I suspect some people will find the idea of paying someone for their spare kidney unacceptable, and they will duly make noises about vulnerable people, as well as the wrongness of commodifying our bodies.
I do think that the first concern ought to be taken very seriously, but surely it is not beyond our capacity to legislate accordingly. As far as the commodification issue is concerned, my view would be that that decision is for the kidney owner to make, not for Tony Do-Good on her behalf.
Still, there is another way known to increase donor organs, and it is one that is being introduced in ever more countries. It is a proposition currently debated in Prince Edward Island.
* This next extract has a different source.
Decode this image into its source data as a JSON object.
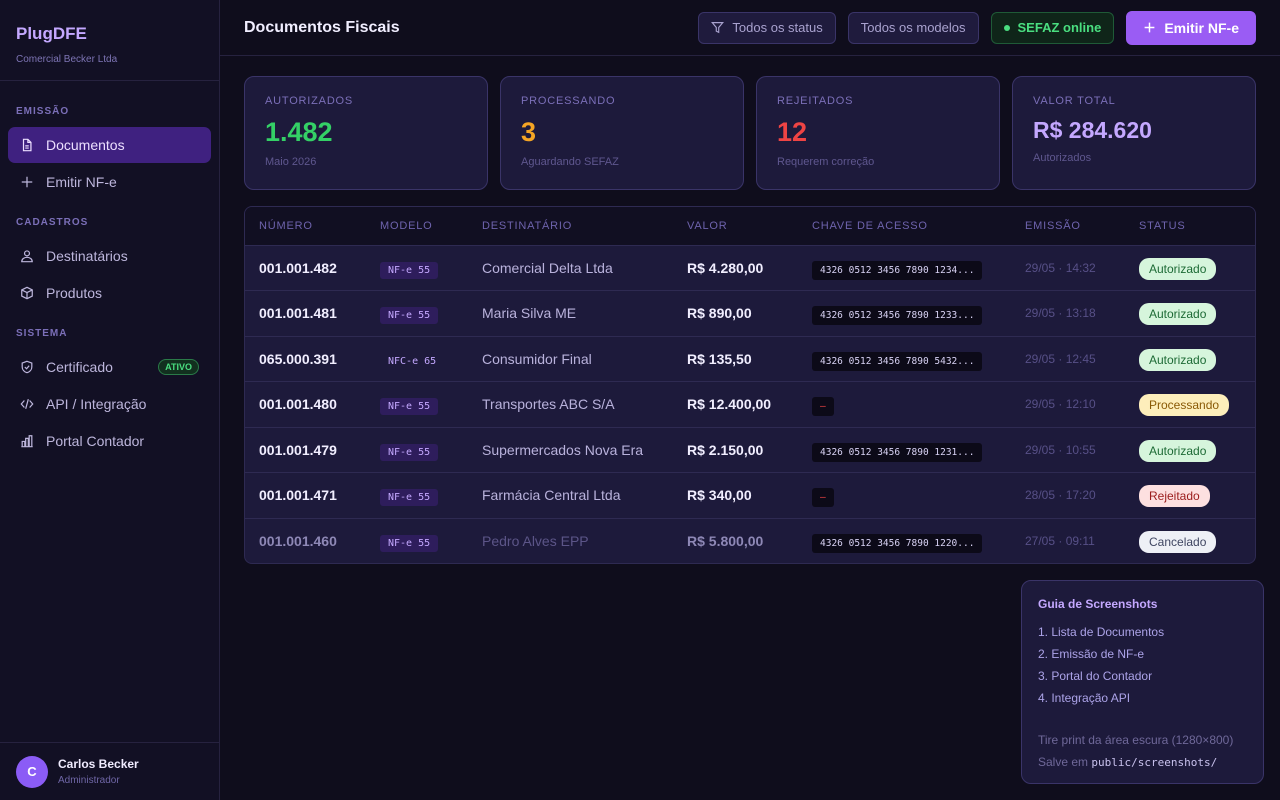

The idea is that we should switch from an “opt-in” to an “opt-out” system of consent.
This is based on a number of facts and a reasonable assumption: The facts are that many more of us would be happy to see our organs used for transplant (and even research) purposes after our death than there are people who actually opt-in to the current system. It is a fair assumption that people simply cannot be bothered to enrol themselves.
The idea here is that, for everyone who does not expressly refuse to donate their organs after their demise, the reasonable assumption is made that they would be happy to see their organs utilized to preserve a fellow Canadian’s life.
Now, before you shout theft, socialism and whatnot, opt-out systems operate in a significant – and increasing – number of countries worldwide, including Spain, Austria, and most recently, Wales in the United Kingdom.
Truth be told, I would be comfortable with either system, or even with a mix of both, as long as we end up increasing the number of transplant organs available, and as long as the end result is that nobody in Ontario or Canada dies an unnecessarily early death due to a lack of transplant organs.
Udo Schuklenk is the Ontario Research Chair in Bioethics and Public Policy at Queen’s University. Follow him on Twitter @schuklenk